• Work to complete: Bring together copies of the lines in the data below that contain the word "this".

[Collected data entries]
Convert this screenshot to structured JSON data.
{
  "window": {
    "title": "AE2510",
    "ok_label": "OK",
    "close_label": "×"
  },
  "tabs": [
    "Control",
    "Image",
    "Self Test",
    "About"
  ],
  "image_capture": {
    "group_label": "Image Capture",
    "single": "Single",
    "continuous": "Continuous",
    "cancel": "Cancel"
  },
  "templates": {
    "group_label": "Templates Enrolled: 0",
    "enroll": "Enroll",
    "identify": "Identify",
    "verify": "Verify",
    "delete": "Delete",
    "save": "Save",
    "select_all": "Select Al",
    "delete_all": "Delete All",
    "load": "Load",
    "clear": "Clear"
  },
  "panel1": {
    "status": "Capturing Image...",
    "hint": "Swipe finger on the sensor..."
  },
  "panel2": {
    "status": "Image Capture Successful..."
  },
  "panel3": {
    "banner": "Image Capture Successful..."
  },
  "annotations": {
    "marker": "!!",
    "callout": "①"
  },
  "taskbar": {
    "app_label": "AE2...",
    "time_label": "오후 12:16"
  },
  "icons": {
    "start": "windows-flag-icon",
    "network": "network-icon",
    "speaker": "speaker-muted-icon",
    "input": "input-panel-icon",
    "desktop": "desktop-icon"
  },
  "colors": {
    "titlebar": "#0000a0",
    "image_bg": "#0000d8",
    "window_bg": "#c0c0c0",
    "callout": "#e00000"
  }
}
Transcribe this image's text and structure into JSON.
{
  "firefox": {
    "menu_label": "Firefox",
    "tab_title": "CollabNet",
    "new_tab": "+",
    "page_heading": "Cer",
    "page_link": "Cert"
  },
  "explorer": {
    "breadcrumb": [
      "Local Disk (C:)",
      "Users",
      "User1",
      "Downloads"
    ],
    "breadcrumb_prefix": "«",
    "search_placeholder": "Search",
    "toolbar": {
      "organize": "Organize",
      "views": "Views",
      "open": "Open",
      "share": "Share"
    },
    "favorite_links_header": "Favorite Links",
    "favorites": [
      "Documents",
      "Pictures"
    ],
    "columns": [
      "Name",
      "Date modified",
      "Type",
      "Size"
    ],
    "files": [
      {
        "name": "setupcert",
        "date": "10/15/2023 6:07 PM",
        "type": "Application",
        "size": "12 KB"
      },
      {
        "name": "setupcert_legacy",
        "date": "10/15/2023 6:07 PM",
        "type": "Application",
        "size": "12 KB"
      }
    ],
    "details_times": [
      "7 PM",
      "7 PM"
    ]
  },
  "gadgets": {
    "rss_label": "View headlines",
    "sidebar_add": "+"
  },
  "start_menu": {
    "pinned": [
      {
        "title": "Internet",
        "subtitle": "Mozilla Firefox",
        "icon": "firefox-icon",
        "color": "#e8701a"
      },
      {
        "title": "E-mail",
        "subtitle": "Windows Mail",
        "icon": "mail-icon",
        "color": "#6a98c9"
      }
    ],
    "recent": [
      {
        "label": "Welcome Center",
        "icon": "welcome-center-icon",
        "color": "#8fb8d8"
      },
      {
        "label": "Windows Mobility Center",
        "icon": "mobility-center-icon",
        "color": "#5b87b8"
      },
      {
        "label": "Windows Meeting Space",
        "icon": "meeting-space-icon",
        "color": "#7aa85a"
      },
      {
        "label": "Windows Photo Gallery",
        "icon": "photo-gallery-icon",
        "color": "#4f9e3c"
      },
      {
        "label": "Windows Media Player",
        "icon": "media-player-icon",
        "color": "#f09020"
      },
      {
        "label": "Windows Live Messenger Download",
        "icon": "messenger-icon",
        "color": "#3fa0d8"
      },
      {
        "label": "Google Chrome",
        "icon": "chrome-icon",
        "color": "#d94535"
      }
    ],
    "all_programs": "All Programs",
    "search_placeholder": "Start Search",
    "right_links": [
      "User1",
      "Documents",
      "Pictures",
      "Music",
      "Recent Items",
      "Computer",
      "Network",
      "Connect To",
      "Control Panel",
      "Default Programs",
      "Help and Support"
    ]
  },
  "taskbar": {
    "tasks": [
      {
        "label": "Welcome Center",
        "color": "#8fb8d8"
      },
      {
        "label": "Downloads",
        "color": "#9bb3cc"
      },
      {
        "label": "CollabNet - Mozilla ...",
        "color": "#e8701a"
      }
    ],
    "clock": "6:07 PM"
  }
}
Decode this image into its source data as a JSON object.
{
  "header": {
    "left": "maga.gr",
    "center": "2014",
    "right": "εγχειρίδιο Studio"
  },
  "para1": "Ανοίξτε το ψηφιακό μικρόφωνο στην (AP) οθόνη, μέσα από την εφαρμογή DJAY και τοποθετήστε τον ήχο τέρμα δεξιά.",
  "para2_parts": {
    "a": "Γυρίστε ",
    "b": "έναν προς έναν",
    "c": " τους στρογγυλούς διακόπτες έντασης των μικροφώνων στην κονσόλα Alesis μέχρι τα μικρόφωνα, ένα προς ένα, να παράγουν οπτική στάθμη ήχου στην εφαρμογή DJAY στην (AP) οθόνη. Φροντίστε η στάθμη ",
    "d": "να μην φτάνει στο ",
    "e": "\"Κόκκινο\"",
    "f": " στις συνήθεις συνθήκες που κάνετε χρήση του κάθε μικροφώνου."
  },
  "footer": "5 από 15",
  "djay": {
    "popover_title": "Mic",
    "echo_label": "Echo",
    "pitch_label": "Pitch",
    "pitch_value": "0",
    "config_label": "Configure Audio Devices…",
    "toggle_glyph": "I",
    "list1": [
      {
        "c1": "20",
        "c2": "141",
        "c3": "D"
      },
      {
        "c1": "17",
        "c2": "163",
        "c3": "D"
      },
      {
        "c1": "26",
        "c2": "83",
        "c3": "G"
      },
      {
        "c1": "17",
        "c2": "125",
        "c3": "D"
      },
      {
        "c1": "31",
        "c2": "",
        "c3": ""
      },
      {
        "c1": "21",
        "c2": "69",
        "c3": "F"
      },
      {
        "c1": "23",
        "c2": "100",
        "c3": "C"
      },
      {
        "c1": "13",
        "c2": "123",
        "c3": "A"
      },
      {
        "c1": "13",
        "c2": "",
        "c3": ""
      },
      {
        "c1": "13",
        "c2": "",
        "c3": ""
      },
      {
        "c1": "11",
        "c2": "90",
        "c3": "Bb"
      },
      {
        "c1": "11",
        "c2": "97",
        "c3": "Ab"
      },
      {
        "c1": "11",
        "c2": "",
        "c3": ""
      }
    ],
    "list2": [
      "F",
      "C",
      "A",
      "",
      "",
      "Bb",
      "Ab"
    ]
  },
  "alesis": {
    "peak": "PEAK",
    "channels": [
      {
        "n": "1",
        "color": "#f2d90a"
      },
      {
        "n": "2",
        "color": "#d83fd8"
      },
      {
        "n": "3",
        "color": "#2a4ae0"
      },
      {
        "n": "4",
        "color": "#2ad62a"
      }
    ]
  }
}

• Expected output:
Convert this screenshot to structured JSON data.
Transcribe this image's text and structure into JSON.
Decode this image into its source data as a JSON object.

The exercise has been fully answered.